START EXTRACTED INFORMATION
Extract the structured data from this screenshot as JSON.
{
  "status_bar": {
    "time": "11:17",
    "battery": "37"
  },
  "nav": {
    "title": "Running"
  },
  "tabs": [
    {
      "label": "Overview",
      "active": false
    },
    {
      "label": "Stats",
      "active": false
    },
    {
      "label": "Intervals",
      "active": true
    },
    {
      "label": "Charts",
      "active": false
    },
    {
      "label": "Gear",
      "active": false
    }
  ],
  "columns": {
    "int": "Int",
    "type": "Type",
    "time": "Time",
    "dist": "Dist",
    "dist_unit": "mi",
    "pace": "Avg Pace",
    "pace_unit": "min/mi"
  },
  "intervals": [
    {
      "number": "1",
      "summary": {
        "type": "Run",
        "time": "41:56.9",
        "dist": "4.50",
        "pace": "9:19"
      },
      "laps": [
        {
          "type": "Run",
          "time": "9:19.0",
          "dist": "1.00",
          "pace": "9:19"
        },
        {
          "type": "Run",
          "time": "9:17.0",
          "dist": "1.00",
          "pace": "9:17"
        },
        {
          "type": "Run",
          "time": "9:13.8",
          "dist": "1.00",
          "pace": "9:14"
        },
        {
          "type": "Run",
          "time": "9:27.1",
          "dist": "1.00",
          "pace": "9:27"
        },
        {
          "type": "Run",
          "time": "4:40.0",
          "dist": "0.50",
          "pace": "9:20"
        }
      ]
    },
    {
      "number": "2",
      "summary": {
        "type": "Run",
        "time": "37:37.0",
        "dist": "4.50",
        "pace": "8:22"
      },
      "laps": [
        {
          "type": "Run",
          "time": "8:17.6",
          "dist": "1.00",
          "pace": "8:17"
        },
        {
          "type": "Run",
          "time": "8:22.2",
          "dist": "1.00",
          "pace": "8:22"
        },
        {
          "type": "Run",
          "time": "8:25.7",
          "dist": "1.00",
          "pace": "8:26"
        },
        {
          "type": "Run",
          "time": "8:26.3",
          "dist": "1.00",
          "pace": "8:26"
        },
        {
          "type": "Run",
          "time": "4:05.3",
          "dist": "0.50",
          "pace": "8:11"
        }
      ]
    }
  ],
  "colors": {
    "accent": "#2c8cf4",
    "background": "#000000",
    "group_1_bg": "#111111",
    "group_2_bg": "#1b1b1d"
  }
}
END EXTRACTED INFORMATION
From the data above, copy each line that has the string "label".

* [ANSWER TO THIS TASK]
      "label": "Overview",
      "label": "Stats",
      "label": "Intervals",
      "label": "Charts",
      "label": "Gear",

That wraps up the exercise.